SUWANEE -- Gwinnett County Public Schools administrators told the school board last week they are not excited about the results of last year's High School Gateway in science, but they hope some online tools will help improve students' success.

Less than half of the test-takers passed the Gateway on their first attempt, said Steve Flynt, the school system's chief academic officer. Of the 9,813 10th graders who took the test, 48.7 percent passed.

"We have not been excited about the results," Flynt said, "... but we're hoping to see good information on the retest, which is being graded right now."

The Gateway is a test unique to Gwinnett County Public Schools. Unlike the Criterion-Referenced Competency Tests -- a state-mandated series of multiple choice exams that test students' knowledge of the curriculum -- the Gateway is a writing assessment that tests students' critical thinking and analytical skills.

The school system administers High School Gateway tests in science and social studies. To graduate, students must pass both tests. Including the first administration of the text, students have eight opportunities to pass.

The High School Gateway was developed in response to requests from community and business leaders, along with college and university faculty, for increased proficiency in written communication, according to the school district's Web site.

"The Gateway calls for students to be able to demonstrate those skills that will be necessary for them to be successful," said Jeff Barker, executive director of student accountability, assessment and advisement.

The Gateway is a one-prompt test, but students can choose between two scenarios, Barker said.
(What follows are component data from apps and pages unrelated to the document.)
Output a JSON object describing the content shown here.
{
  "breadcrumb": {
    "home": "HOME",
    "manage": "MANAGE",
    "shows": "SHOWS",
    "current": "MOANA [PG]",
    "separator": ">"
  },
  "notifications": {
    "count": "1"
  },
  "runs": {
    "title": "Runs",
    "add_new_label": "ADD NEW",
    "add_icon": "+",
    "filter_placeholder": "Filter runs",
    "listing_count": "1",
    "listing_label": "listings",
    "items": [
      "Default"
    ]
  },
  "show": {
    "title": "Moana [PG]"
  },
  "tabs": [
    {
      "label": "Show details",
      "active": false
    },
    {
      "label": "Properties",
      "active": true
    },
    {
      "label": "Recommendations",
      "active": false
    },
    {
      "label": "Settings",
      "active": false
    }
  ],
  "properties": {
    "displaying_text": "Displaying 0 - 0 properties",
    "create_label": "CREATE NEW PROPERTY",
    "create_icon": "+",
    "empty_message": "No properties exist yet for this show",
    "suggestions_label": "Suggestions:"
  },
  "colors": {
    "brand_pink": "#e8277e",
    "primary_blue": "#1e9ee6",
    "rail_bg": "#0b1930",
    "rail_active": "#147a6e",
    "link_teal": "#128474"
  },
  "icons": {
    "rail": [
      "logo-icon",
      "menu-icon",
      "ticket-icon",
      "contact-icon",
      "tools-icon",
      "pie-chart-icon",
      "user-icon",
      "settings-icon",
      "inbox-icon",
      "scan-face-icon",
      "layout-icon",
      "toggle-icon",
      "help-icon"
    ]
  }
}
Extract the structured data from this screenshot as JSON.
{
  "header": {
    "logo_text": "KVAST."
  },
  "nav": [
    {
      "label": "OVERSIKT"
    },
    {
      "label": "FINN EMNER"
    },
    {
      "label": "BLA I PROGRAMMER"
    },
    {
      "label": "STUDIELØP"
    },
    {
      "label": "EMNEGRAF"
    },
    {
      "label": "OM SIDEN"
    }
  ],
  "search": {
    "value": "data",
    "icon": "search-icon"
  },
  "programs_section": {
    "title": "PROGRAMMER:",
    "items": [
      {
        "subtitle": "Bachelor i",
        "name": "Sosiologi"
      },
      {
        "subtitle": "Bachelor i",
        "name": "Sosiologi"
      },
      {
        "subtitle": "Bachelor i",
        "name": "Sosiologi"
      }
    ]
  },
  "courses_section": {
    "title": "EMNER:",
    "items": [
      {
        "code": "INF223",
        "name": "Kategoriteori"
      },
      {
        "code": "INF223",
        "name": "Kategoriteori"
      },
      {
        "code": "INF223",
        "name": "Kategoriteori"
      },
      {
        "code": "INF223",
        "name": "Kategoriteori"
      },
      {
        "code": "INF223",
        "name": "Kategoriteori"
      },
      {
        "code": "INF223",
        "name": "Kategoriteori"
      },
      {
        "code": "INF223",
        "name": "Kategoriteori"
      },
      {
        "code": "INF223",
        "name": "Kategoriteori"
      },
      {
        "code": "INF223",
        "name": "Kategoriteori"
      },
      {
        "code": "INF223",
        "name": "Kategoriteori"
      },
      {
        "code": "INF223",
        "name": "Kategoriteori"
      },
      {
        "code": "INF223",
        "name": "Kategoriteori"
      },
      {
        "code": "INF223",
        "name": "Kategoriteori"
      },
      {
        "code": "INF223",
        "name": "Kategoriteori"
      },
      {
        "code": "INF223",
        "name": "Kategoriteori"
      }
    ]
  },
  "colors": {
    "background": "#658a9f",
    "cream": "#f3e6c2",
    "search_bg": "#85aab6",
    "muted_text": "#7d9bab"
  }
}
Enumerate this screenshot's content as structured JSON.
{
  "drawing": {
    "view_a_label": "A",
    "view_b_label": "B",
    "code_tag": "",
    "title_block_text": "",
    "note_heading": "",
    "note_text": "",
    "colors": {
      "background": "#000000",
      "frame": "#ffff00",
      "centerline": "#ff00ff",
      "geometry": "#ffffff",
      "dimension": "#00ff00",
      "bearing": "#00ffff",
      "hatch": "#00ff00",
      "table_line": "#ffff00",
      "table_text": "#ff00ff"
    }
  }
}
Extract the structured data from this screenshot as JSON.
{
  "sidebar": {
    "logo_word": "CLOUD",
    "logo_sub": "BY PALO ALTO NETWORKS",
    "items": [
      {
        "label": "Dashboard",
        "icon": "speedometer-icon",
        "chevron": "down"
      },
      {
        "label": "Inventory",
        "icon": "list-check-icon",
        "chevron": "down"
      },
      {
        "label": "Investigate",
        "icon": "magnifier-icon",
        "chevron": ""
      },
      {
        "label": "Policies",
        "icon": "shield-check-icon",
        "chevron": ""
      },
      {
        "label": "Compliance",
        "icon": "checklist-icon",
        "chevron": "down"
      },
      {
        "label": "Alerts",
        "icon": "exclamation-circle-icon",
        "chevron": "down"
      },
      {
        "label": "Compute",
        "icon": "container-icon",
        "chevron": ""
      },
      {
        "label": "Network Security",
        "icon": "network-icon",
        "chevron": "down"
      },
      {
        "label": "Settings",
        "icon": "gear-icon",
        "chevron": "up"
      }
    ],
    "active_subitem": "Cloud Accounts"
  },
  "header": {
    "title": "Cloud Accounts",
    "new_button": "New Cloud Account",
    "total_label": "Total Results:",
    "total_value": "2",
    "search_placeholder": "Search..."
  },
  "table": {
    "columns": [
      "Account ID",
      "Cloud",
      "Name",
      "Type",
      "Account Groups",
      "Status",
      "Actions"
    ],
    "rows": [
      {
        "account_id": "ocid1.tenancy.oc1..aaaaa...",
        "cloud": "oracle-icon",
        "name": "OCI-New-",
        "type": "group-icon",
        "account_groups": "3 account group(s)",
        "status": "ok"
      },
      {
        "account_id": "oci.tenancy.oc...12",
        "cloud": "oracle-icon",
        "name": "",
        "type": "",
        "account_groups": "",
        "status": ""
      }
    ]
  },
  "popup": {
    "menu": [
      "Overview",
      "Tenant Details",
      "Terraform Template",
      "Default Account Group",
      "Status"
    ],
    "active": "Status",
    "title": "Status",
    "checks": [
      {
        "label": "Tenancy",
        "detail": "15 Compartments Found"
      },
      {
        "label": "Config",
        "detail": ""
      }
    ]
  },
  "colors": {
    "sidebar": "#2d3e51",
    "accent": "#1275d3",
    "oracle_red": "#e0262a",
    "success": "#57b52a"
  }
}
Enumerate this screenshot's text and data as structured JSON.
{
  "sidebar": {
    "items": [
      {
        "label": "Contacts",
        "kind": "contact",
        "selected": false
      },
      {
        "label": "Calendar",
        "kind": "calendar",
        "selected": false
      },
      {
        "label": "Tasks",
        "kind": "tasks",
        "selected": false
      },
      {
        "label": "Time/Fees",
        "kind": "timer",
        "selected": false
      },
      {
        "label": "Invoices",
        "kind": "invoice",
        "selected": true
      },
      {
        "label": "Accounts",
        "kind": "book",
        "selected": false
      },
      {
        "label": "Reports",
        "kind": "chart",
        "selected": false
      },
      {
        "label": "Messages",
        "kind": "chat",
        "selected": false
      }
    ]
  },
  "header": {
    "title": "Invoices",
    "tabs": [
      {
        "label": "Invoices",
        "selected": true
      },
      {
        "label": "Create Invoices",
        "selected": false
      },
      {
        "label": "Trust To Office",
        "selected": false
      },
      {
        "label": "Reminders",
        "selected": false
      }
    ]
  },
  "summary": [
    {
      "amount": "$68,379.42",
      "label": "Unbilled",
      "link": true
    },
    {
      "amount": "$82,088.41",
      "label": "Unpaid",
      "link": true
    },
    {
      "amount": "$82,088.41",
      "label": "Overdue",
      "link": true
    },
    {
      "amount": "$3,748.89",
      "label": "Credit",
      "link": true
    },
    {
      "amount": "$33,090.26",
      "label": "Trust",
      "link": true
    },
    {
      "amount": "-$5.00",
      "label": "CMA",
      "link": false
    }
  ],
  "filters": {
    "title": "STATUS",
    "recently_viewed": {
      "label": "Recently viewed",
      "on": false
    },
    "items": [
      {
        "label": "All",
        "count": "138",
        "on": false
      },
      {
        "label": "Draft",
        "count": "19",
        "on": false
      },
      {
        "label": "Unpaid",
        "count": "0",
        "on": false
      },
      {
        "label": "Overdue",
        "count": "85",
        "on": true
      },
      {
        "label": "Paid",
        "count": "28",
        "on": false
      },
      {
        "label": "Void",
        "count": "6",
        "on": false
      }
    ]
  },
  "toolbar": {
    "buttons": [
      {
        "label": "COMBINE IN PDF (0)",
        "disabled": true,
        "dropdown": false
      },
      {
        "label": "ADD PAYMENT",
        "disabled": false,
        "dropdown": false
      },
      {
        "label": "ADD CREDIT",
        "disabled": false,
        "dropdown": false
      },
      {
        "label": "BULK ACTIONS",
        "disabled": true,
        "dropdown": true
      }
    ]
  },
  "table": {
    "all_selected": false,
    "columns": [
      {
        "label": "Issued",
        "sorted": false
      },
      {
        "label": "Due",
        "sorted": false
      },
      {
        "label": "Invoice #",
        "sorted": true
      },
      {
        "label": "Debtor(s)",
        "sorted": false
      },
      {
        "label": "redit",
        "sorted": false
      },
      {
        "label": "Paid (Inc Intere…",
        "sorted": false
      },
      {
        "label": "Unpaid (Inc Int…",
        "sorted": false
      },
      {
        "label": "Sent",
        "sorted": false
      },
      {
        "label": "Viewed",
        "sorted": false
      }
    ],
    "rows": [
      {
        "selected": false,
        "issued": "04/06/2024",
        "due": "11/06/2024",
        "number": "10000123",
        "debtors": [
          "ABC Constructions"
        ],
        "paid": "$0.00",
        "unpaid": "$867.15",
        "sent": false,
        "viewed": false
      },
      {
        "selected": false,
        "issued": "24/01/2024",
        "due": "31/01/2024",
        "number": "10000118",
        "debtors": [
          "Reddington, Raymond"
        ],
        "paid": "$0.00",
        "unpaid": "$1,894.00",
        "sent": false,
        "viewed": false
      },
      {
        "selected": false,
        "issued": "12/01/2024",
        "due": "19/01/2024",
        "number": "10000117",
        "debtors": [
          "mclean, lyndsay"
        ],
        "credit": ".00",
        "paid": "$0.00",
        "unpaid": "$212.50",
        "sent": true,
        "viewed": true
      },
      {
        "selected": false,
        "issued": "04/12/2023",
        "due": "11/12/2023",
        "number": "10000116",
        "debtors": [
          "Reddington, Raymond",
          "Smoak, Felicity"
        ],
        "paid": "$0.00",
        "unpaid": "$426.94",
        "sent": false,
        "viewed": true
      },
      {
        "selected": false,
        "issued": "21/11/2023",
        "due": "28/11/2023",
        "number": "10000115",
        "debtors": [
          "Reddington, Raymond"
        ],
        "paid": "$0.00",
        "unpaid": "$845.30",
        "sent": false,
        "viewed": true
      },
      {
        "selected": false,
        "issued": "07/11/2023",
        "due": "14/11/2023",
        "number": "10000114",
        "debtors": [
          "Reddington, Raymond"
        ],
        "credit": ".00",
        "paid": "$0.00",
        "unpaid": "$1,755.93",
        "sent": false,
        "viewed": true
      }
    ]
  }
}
To pass, students must use their own knowledge about the topic and pull information from the provided documents.

On the science Gateway, students receive two scores -- one in science content, which is evaluated on the communication of scientific facts, concepts and principles, knowledge and use of science, and use of the scientific process, and one in language arts, which is evaluated on focus and development, organization, fluency of expression and conventions.

Flynt said the school system wants to bring students up to the desired performance level rather than lowering standards.

The school system has ways to support students who aren't successful the first time they take the test, such as intervention classes and online tools, Barker said.

The online resources for the science Gateway include an informational video, a tutorial and biology and chemistry reviews, tips for test success, and examples of papers that did not meet performance standards, met the standards and exceeded standards.

The resources can be found on the school system's Web site, www.gwinnett.k12.ga.us. Click on "Assessment/Testing" under Quick Links and then choose "Assessment News: HS Gateway Science Support."

"One day," Barker said, "our ultimate goal is that all kids will pass all assessments."